One girl in particular caught my attention, Pee. She is 13 years old and has both mental and physical disabilities as well as having HIV. The first time I met her she was sat in the hallway on the top floor and huddled up like a ball. It saddened me to see here sat alone like that but it was then explained to me she was on the floor so that she can get around a bit by herself, which I then saw. I also thought that she wasn’t able to communicate but then realized that wasn’t the case. It would have been easier if I could speak Thai but whilst I helped with feeding her at lunch time she would turn her face to look at me, or somebody coming into the room through one of her eyes. She also understood me when I asked her if she was ready for her next mouthful and would communicate with a nod or a shake of her head.
The next time I went out to Camillian was as a volunteer rather than a visitor. I wasn’t sure what I should do or where to help so I headed to the 3rd floor, which is the floor for the children with the most severe disabilities.
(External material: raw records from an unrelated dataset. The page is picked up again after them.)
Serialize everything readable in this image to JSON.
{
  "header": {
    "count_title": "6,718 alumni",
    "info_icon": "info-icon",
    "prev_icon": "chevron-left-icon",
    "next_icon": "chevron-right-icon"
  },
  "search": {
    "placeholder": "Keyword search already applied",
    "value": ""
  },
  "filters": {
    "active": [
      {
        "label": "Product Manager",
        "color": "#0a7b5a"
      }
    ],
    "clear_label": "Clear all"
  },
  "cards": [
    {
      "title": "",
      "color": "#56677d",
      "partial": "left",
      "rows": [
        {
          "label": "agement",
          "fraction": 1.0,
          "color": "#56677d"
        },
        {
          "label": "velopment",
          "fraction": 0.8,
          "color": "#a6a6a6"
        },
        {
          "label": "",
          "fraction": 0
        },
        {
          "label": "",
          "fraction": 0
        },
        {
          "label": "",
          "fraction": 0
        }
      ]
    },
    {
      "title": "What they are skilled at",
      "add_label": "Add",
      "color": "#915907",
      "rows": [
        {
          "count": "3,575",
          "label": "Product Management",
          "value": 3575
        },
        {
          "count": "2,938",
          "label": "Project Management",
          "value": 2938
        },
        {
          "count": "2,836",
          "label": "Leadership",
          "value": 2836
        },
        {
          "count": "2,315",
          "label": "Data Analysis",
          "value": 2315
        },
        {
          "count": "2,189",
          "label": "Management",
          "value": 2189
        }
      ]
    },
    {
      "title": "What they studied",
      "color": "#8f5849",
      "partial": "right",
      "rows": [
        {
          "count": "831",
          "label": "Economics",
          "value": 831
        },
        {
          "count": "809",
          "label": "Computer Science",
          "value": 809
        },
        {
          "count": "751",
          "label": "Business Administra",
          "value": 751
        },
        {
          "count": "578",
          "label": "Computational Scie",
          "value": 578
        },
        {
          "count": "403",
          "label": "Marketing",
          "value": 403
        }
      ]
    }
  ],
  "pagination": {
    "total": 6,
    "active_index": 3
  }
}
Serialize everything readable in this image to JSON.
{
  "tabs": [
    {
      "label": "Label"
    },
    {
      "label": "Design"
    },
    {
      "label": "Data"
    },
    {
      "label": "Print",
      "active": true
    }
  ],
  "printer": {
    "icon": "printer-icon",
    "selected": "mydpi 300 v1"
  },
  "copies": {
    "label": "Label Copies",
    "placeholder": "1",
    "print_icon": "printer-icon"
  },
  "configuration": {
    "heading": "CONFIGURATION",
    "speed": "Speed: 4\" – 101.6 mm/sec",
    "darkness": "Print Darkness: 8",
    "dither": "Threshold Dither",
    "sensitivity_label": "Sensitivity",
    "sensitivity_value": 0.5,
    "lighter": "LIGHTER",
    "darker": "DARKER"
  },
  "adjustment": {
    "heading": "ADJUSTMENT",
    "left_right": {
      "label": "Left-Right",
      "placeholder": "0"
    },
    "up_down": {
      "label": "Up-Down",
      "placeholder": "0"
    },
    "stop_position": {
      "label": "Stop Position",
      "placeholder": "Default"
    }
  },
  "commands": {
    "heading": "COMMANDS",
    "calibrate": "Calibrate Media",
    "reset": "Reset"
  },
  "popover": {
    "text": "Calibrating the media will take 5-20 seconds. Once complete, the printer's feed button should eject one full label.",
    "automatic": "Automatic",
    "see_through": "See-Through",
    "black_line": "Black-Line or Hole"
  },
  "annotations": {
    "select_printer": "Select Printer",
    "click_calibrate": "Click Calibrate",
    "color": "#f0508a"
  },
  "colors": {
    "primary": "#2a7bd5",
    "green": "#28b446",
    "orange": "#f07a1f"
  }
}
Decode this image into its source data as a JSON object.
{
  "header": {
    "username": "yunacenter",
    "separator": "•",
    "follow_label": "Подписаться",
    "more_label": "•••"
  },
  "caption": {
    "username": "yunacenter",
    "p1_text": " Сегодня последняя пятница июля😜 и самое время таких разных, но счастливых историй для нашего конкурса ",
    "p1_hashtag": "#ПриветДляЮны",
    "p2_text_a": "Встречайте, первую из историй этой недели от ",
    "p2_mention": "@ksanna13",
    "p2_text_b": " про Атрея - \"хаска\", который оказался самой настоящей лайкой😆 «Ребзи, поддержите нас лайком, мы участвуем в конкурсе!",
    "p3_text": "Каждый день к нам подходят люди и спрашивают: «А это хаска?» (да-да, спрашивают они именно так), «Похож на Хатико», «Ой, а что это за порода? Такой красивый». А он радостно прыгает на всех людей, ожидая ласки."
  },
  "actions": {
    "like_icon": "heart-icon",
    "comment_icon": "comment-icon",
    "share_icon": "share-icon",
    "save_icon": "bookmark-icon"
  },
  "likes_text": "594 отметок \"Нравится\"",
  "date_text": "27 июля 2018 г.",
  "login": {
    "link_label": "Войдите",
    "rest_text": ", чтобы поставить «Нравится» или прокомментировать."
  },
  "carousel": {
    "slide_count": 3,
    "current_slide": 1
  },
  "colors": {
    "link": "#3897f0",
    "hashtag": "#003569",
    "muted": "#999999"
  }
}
I ended up taking Pee out into the garden for half an hour in her wheel chair, sat and observed in the therapy room for a while and helped with feeding some of the children at lunch time. I left after that visit feeling a little disheartened as I felt like I hadn’t really done anything and wasn’t sure I was of any help. However, the next time I visited I realized that the little I did was still of benefit as I walked into a room on the 3rd floor and Pee squealed in delight when she spotted me. She sat in the doorway pointing to the outside and it made me realize that if all I do when I come here is take her into the garden then it is worth it.
Sadly I don’t always make it out to Camillian each week as something may come up but when I do go I am always greeted by smiling faces as the children begin to remember me. Camillian Home would love to have some more volunteers. I am currently visiting every Tuesday morning from Sukhumvit and if anyone else were interested in helping then I would be happy to offer a ride, as it isn’t the easiest of places to get to.